In common with America in the Cold War era of the 1950s, Soviet authorities tried to prevent the evil spread of rock and roll and to save the youth from it’s moral dangers.
The video shows a bunch of youths “stiljagi” who are dealing in black-market records behindthe GUM (government style supermarket) being rounded-up by the KGB. They are given a lecture, including admonishments like “We don’t want foul shadows blemishing our sidewalks” and “It is great luck to live your life as a human being and not turn into an empty shadow.” All ends well with the kids displaying a huge poster to show the folly of their deeds.
The music records that you see in the video are made from used XRay film. Yes, you heard right, used XRay film otherwise known as ‘Jazz on bones’. Unable to buy jazz music records, an ingenious medical student invented a method of transferring grooves onto the plastic of used XRay plates. The roentgenizdat or “xray press” was finally discovered and made illegal in 1958.
Here are three examples of “Jazz on Bones” X-Ray plates:
Image Source: József Hajdú digibodies.org

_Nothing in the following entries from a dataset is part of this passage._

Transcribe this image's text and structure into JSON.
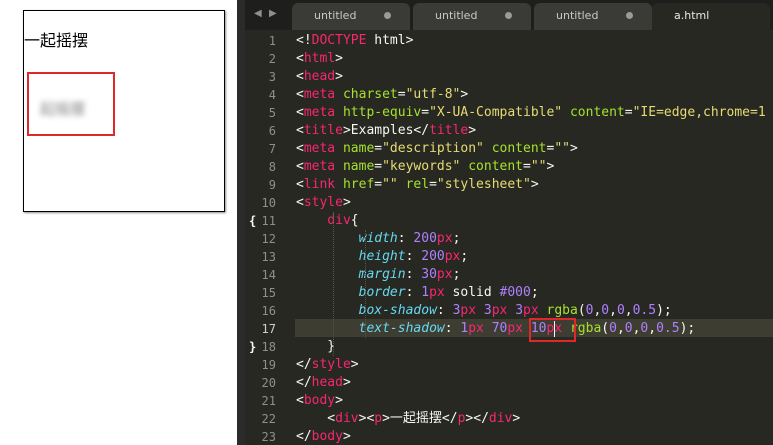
{
  "preview": {
    "text": "一起摇摆",
    "shadow_text": "起摇摆"
  },
  "tabs": [
    {
      "label": "untitled",
      "modified": true,
      "active": false
    },
    {
      "label": "untitled",
      "modified": true,
      "active": false
    },
    {
      "label": "untitled",
      "modified": true,
      "active": false
    },
    {
      "label": "a.html",
      "modified": false,
      "active": true
    }
  ],
  "nav": {
    "prev_icon": "◀",
    "next_icon": "▶"
  },
  "fold": {
    "open": "{",
    "close": "}"
  },
  "gutter": {
    "current_line": 17
  },
  "lines": [
    {
      "n": 1,
      "tokens": [
        {
          "c": "p",
          "t": "<!"
        },
        {
          "c": "tg",
          "t": "DOCTYPE"
        },
        {
          "c": "p",
          "t": " html>"
        }
      ]
    },
    {
      "n": 2,
      "tokens": [
        {
          "c": "p",
          "t": "<"
        },
        {
          "c": "tg",
          "t": "html"
        },
        {
          "c": "p",
          "t": ">"
        }
      ]
    },
    {
      "n": 3,
      "tokens": [
        {
          "c": "p",
          "t": "<"
        },
        {
          "c": "tg",
          "t": "head"
        },
        {
          "c": "p",
          "t": ">"
        }
      ]
    },
    {
      "n": 4,
      "tokens": [
        {
          "c": "p",
          "t": "<"
        },
        {
          "c": "tg",
          "t": "meta"
        },
        {
          "c": "p",
          "t": " "
        },
        {
          "c": "at",
          "t": "charset"
        },
        {
          "c": "p",
          "t": "="
        },
        {
          "c": "st",
          "t": "\"utf-8\""
        },
        {
          "c": "p",
          "t": ">"
        }
      ]
    },
    {
      "n": 5,
      "tokens": [
        {
          "c": "p",
          "t": "<"
        },
        {
          "c": "tg",
          "t": "meta"
        },
        {
          "c": "p",
          "t": " "
        },
        {
          "c": "at",
          "t": "http-equiv"
        },
        {
          "c": "p",
          "t": "="
        },
        {
          "c": "st",
          "t": "\"X-UA-Compatible\""
        },
        {
          "c": "p",
          "t": " "
        },
        {
          "c": "at",
          "t": "content"
        },
        {
          "c": "p",
          "t": "="
        },
        {
          "c": "st",
          "t": "\"IE=edge,chrome=1"
        }
      ]
    },
    {
      "n": 6,
      "tokens": [
        {
          "c": "p",
          "t": "<"
        },
        {
          "c": "tg",
          "t": "title"
        },
        {
          "c": "p",
          "t": ">Examples</"
        },
        {
          "c": "tg",
          "t": "title"
        },
        {
          "c": "p",
          "t": ">"
        }
      ]
    },
    {
      "n": 7,
      "tokens": [
        {
          "c": "p",
          "t": "<"
        },
        {
          "c": "tg",
          "t": "meta"
        },
        {
          "c": "p",
          "t": " "
        },
        {
          "c": "at",
          "t": "name"
        },
        {
          "c": "p",
          "t": "="
        },
        {
          "c": "st",
          "t": "\"description\""
        },
        {
          "c": "p",
          "t": " "
        },
        {
          "c": "at",
          "t": "content"
        },
        {
          "c": "p",
          "t": "="
        },
        {
          "c": "st",
          "t": "\"\""
        },
        {
          "c": "p",
          "t": ">"
        }
      ]
    },
    {
      "n": 8,
      "tokens": [
        {
          "c": "p",
          "t": "<"
        },
        {
          "c": "tg",
          "t": "meta"
        },
        {
          "c": "p",
          "t": " "
        },
        {
          "c": "at",
          "t": "name"
        },
        {
          "c": "p",
          "t": "="
        },
        {
          "c": "st",
          "t": "\"keywords\""
        },
        {
          "c": "p",
          "t": " "
        },
        {
          "c": "at",
          "t": "content"
        },
        {
          "c": "p",
          "t": "="
        },
        {
          "c": "st",
          "t": "\"\""
        },
        {
          "c": "p",
          "t": ">"
        }
      ]
    },
    {
      "n": 9,
      "tokens": [
        {
          "c": "p",
          "t": "<"
        },
        {
          "c": "tg",
          "t": "link"
        },
        {
          "c": "p",
          "t": " "
        },
        {
          "c": "at",
          "t": "href"
        },
        {
          "c": "p",
          "t": "="
        },
        {
          "c": "st",
          "t": "\"\""
        },
        {
          "c": "p",
          "t": " "
        },
        {
          "c": "at",
          "t": "rel"
        },
        {
          "c": "p",
          "t": "="
        },
        {
          "c": "st",
          "t": "\"stylesheet\""
        },
        {
          "c": "p",
          "t": ">"
        }
      ]
    },
    {
      "n": 10,
      "tokens": [
        {
          "c": "p",
          "t": "<"
        },
        {
          "c": "tg",
          "t": "style"
        },
        {
          "c": "p",
          "t": ">"
        }
      ]
    },
    {
      "n": 11,
      "tokens": [
        {
          "c": "p",
          "t": "    "
        },
        {
          "c": "tg",
          "t": "div"
        },
        {
          "c": "p",
          "t": "{"
        }
      ]
    },
    {
      "n": 12,
      "tokens": [
        {
          "c": "p",
          "t": "        "
        },
        {
          "c": "pr",
          "t": "width"
        },
        {
          "c": "p",
          "t": ": "
        },
        {
          "c": "nm",
          "t": "200"
        },
        {
          "c": "un",
          "t": "px"
        },
        {
          "c": "p",
          "t": ";"
        }
      ]
    },
    {
      "n": 13,
      "tokens": [
        {
          "c": "p",
          "t": "        "
        },
        {
          "c": "pr",
          "t": "height"
        },
        {
          "c": "p",
          "t": ": "
        },
        {
          "c": "nm",
          "t": "200"
        },
        {
          "c": "un",
          "t": "px"
        },
        {
          "c": "p",
          "t": ";"
        }
      ]
    },
    {
      "n": 14,
      "tokens": [
        {
          "c": "p",
          "t": "        "
        },
        {
          "c": "pr",
          "t": "margin"
        },
        {
          "c": "p",
          "t": ": "
        },
        {
          "c": "nm",
          "t": "30"
        },
        {
          "c": "un",
          "t": "px"
        },
        {
          "c": "p",
          "t": ";"
        }
      ]
    },
    {
      "n": 15,
      "tokens": [
        {
          "c": "p",
          "t": "        "
        },
        {
          "c": "pr",
          "t": "border"
        },
        {
          "c": "p",
          "t": ": "
        },
        {
          "c": "nm",
          "t": "1"
        },
        {
          "c": "un",
          "t": "px"
        },
        {
          "c": "p",
          "t": " solid "
        },
        {
          "c": "nm",
          "t": "#000"
        },
        {
          "c": "p",
          "t": ";"
        }
      ]
    },
    {
      "n": 16,
      "tokens": [
        {
          "c": "p",
          "t": "        "
        },
        {
          "c": "pr",
          "t": "box-shadow"
        },
        {
          "c": "p",
          "t": ": "
        },
        {
          "c": "nm",
          "t": "3"
        },
        {
          "c": "un",
          "t": "px"
        },
        {
          "c": "p",
          "t": " "
        },
        {
          "c": "nm",
          "t": "3"
        },
        {
          "c": "un",
          "t": "px"
        },
        {
          "c": "p",
          "t": " "
        },
        {
          "c": "nm",
          "t": "3"
        },
        {
          "c": "un",
          "t": "px"
        },
        {
          "c": "p",
          "t": " "
        },
        {
          "c": "at",
          "t": "rgba"
        },
        {
          "c": "p",
          "t": "("
        },
        {
          "c": "nm",
          "t": "0"
        },
        {
          "c": "p",
          "t": ","
        },
        {
          "c": "nm",
          "t": "0"
        },
        {
          "c": "p",
          "t": ","
        },
        {
          "c": "nm",
          "t": "0"
        },
        {
          "c": "p",
          "t": ","
        },
        {
          "c": "nm",
          "t": "0.5"
        },
        {
          "c": "p",
          "t": ");"
        }
      ]
    },
    {
      "n": 17,
      "tokens": [
        {
          "c": "p",
          "t": "        "
        },
        {
          "c": "pr",
          "t": "text-shadow"
        },
        {
          "c": "p",
          "t": ": "
        },
        {
          "c": "nm",
          "t": "1"
        },
        {
          "c": "un",
          "t": "px"
        },
        {
          "c": "p",
          "t": " "
        },
        {
          "c": "nm",
          "t": "70"
        },
        {
          "c": "un",
          "t": "px"
        },
        {
          "c": "p",
          "t": " "
        },
        {
          "c": "nm",
          "t": "10"
        },
        {
          "c": "un",
          "t": "px"
        },
        {
          "c": "p",
          "t": " "
        },
        {
          "c": "at",
          "t": "rgba"
        },
        {
          "c": "p",
          "t": "("
        },
        {
          "c": "nm",
          "t": "0"
        },
        {
          "c": "p",
          "t": ","
        },
        {
          "c": "nm",
          "t": "0"
        },
        {
          "c": "p",
          "t": ","
        },
        {
          "c": "nm",
          "t": "0"
        },
        {
          "c": "p",
          "t": ","
        },
        {
          "c": "nm",
          "t": "0.5"
        },
        {
          "c": "p",
          "t": ");"
        }
      ]
    },
    {
      "n": 18,
      "tokens": [
        {
          "c": "p",
          "t": "    }"
        }
      ]
    },
    {
      "n": 19,
      "tokens": [
        {
          "c": "p",
          "t": "</"
        },
        {
          "c": "tg",
          "t": "style"
        },
        {
          "c": "p",
          "t": ">"
        }
      ]
    },
    {
      "n": 20,
      "tokens": [
        {
          "c": "p",
          "t": "</"
        },
        {
          "c": "tg",
          "t": "head"
        },
        {
          "c": "p",
          "t": ">"
        }
      ]
    },
    {
      "n": 21,
      "tokens": [
        {
          "c": "p",
          "t": "<"
        },
        {
          "c": "tg",
          "t": "body"
        },
        {
          "c": "p",
          "t": ">"
        }
      ]
    },
    {
      "n": 22,
      "tokens": [
        {
          "c": "p",
          "t": "    <"
        },
        {
          "c": "tg",
          "t": "div"
        },
        {
          "c": "p",
          "t": "><"
        },
        {
          "c": "tg",
          "t": "p"
        },
        {
          "c": "p",
          "t": ">一起摇摆</"
        },
        {
          "c": "tg",
          "t": "p"
        },
        {
          "c": "p",
          "t": "></"
        },
        {
          "c": "tg",
          "t": "div"
        },
        {
          "c": "p",
          "t": ">"
        }
      ]
    },
    {
      "n": 23,
      "tokens": [
        {
          "c": "p",
          "t": "</"
        },
        {
          "c": "tg",
          "t": "body"
        },
        {
          "c": "p",
          "t": ">"
        }
      ]
    }
  ]
}
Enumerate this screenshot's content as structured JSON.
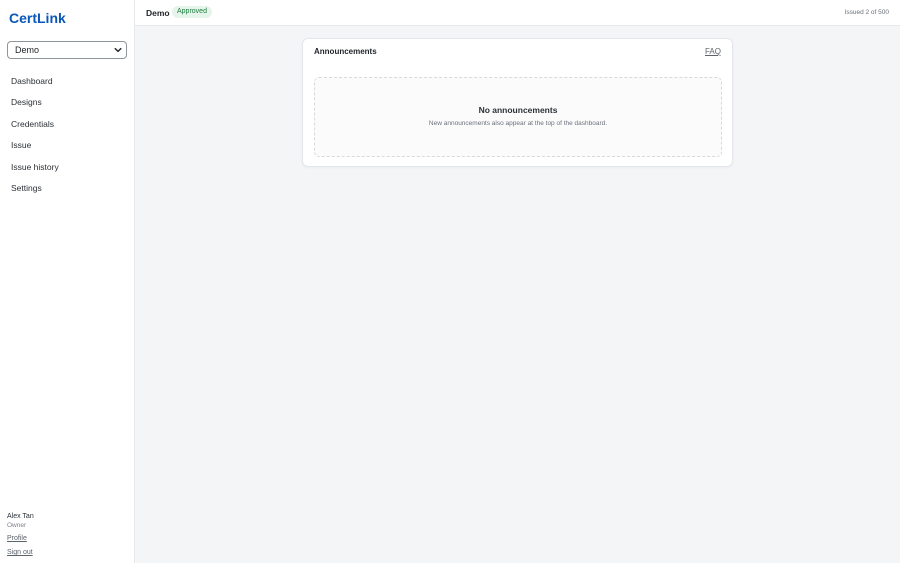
{
  "app": {
    "brand": "CertLink"
  },
  "sidebar": {
    "org_select": {
      "selected": "Demo"
    },
    "items": [
      {
        "label": "Dashboard"
      },
      {
        "label": "Designs"
      },
      {
        "label": "Credentials"
      },
      {
        "label": "Issue"
      },
      {
        "label": "Issue history"
      },
      {
        "label": "Settings"
      }
    ],
    "user": {
      "name": "Alex Tan",
      "role": "Owner",
      "profile_label": "Profile",
      "signout_label": "Sign out"
    }
  },
  "header": {
    "org_name": "Demo",
    "status": "Approved",
    "usage": "Issued 2 of 500"
  },
  "announcements": {
    "title": "Announcements",
    "faq_label": "FAQ",
    "empty_title": "No announcements",
    "empty_description": "New announcements also appear at the top of the dashboard."
  },
  "colors": {
    "brand": "#0b57b7",
    "status_bg": "#e6f5ec",
    "status_text": "#1e7a3e",
    "page_bg": "#f4f5f7"
  },
  "icons": {
    "org_select_caret": "chevron-down-icon"
  }
}
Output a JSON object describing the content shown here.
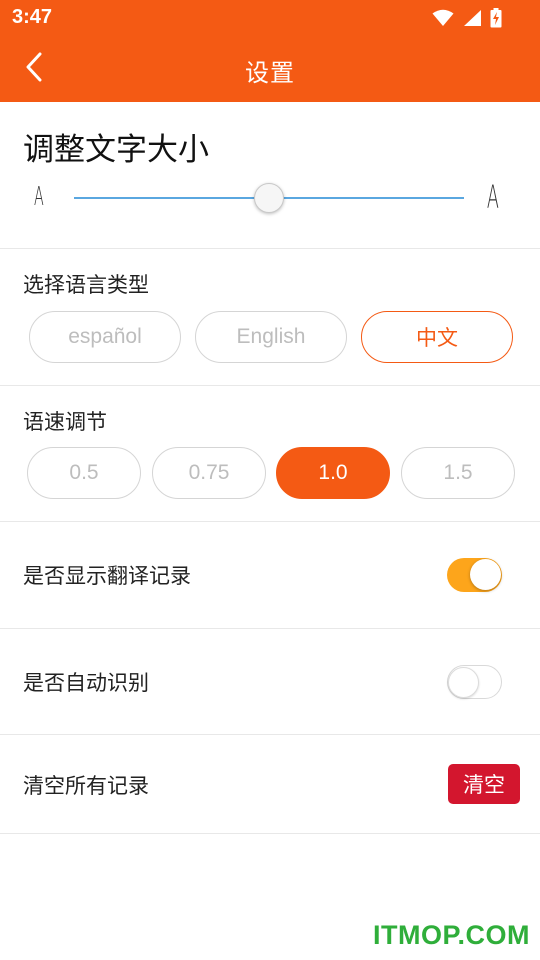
{
  "status_bar": {
    "time": "3:47",
    "icons": [
      "wifi-icon",
      "cell-signal-icon",
      "battery-charging-icon"
    ]
  },
  "app_bar": {
    "title": "设置",
    "back_icon": "chevron-left-icon"
  },
  "font_size": {
    "title": "调整文字大小",
    "small_glyph": "A",
    "large_glyph": "A",
    "value_fraction": 0.5
  },
  "language": {
    "label": "选择语言类型",
    "options": [
      "español",
      "English",
      "中文"
    ],
    "selected": "中文"
  },
  "speed": {
    "label": "语速调节",
    "options": [
      "0.5",
      "0.75",
      "1.0",
      "1.5"
    ],
    "selected": "1.0"
  },
  "show_history": {
    "label": "是否显示翻译记录",
    "enabled": true
  },
  "auto_detect": {
    "label": "是否自动识别",
    "enabled": false
  },
  "clear_records": {
    "label": "清空所有记录",
    "button_label": "清空"
  },
  "watermark": "ITMOP.COM",
  "colors": {
    "accent": "#f45a14",
    "toggle_on": "#fda51b",
    "danger": "#d3162e",
    "slider": "#5aa7e0",
    "watermark": "#2fae3a"
  }
}
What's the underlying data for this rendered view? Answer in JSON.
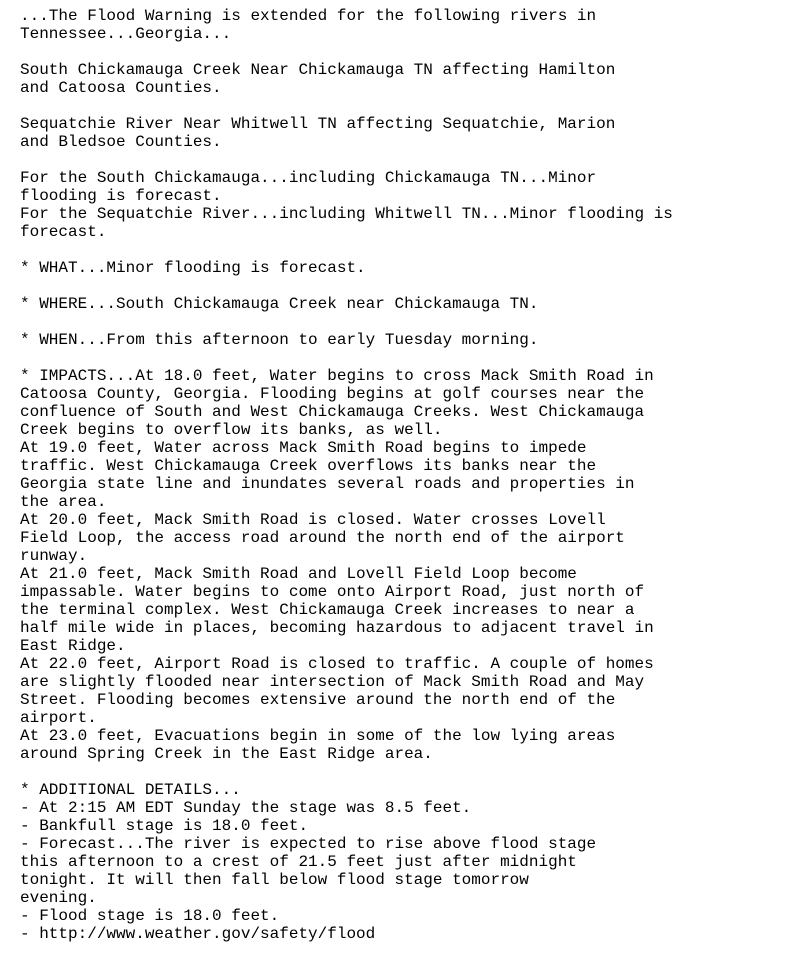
{
  "header": [
    "...The Flood Warning is extended for the following rivers in",
    "Tennessee...Georgia..."
  ],
  "affected": [
    [
      "South Chickamauga Creek Near Chickamauga TN affecting Hamilton",
      "and Catoosa Counties."
    ],
    [
      "Sequatchie River Near Whitwell TN affecting Sequatchie, Marion",
      "and Bledsoe Counties."
    ]
  ],
  "forecast_summary": [
    "For the South Chickamauga...including Chickamauga TN...Minor",
    "flooding is forecast.",
    "For the Sequatchie River...including Whitwell TN...Minor flooding is",
    "forecast."
  ],
  "what": "* WHAT...Minor flooding is forecast.",
  "where": "* WHERE...South Chickamauga Creek near Chickamauga TN.",
  "when": "* WHEN...From this afternoon to early Tuesday morning.",
  "impacts": [
    "* IMPACTS...At 18.0 feet, Water begins to cross Mack Smith Road in",
    "Catoosa County, Georgia. Flooding begins at golf courses near the",
    "confluence of South and West Chickamauga Creeks. West Chickamauga",
    "Creek begins to overflow its banks, as well.",
    "At 19.0 feet, Water across Mack Smith Road begins to impede",
    "traffic. West Chickamauga Creek overflows its banks near the",
    "Georgia state line and inundates several roads and properties in",
    "the area.",
    "At 20.0 feet, Mack Smith Road is closed. Water crosses Lovell",
    "Field Loop, the access road around the north end of the airport",
    "runway.",
    "At 21.0 feet, Mack Smith Road and Lovell Field Loop become",
    "impassable. Water begins to come onto Airport Road, just north of",
    "the terminal complex. West Chickamauga Creek increases to near a",
    "half mile wide in places, becoming hazardous to adjacent travel in",
    "East Ridge.",
    "At 22.0 feet, Airport Road is closed to traffic. A couple of homes",
    "are slightly flooded near intersection of Mack Smith Road and May",
    "Street. Flooding becomes extensive around the north end of the",
    "airport.",
    "At 23.0 feet, Evacuations begin in some of the low lying areas",
    "around Spring Creek in the East Ridge area."
  ],
  "additional_details": {
    "heading": "* ADDITIONAL DETAILS...",
    "observed": "- At 2:15 AM EDT Sunday the stage was 8.5 feet.",
    "bankfull": "- Bankfull stage is 18.0 feet.",
    "forecast": [
      "- Forecast...The river is expected to rise above flood stage",
      "this afternoon to a crest of 21.5 feet just after midnight",
      "tonight. It will then fall below flood stage tomorrow",
      "evening."
    ],
    "flood_stage": "- Flood stage is 18.0 feet.",
    "link": "- http://www.weather.gov/safety/flood"
  }
}
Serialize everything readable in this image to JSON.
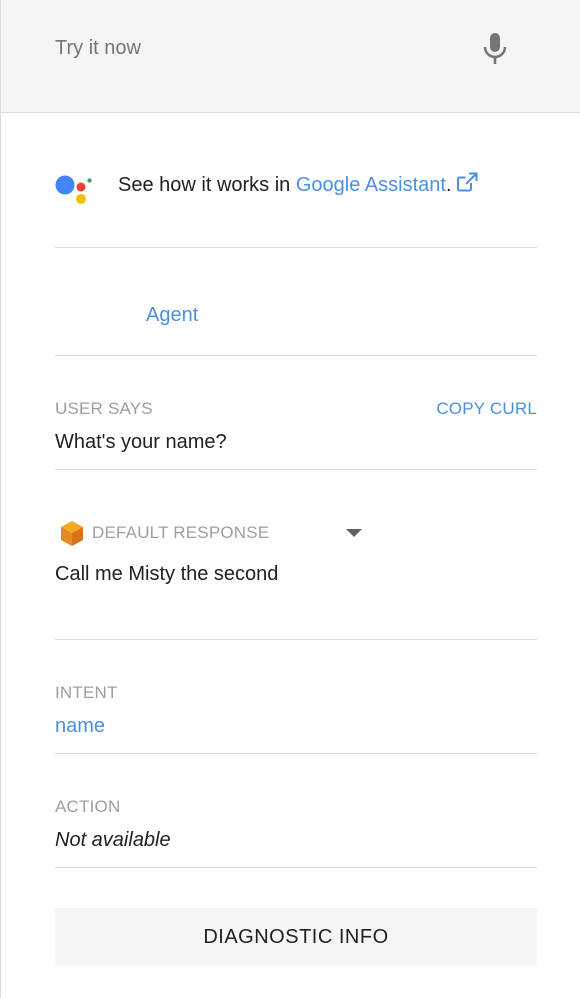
{
  "try_bar": {
    "placeholder": "Try it now",
    "mic_icon": "microphone-icon"
  },
  "google_assistant": {
    "logo_icon": "google-assistant-logo",
    "text": "See how it works in ",
    "link": "Google Assistant",
    "suffix": ".",
    "external_icon": "external-link-icon"
  },
  "agent_tab": {
    "label": "Agent"
  },
  "user_says": {
    "label": "USER SAYS",
    "copy_label": "COPY CURL",
    "value": "What's your name?"
  },
  "default_response": {
    "icon": "cube-icon",
    "label": "DEFAULT RESPONSE",
    "dropdown_icon": "triangle-down-icon",
    "value": "Call me Misty the second"
  },
  "intent": {
    "label": "INTENT",
    "value": "name"
  },
  "action": {
    "label": "ACTION",
    "value": "Not available"
  },
  "diagnostic": {
    "label": "DIAGNOSTIC INFO"
  },
  "colors": {
    "link": "#4a90e2",
    "label": "#9e9e9e",
    "text": "#212121",
    "bar_bg": "#f5f5f5",
    "divider": "#dcdcdc"
  }
}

These amazing records could be purchased on the black market for less than 2 rubles, about a third of the price of a conventional vinyl record, and only lasted a few months. In the mid 1950s literally millions of duplications of Western and Soviet groups were made and distributed through the black market. I found this amazing video here. Thanks to Yenisei for the sub-titles using Universal Subtitles.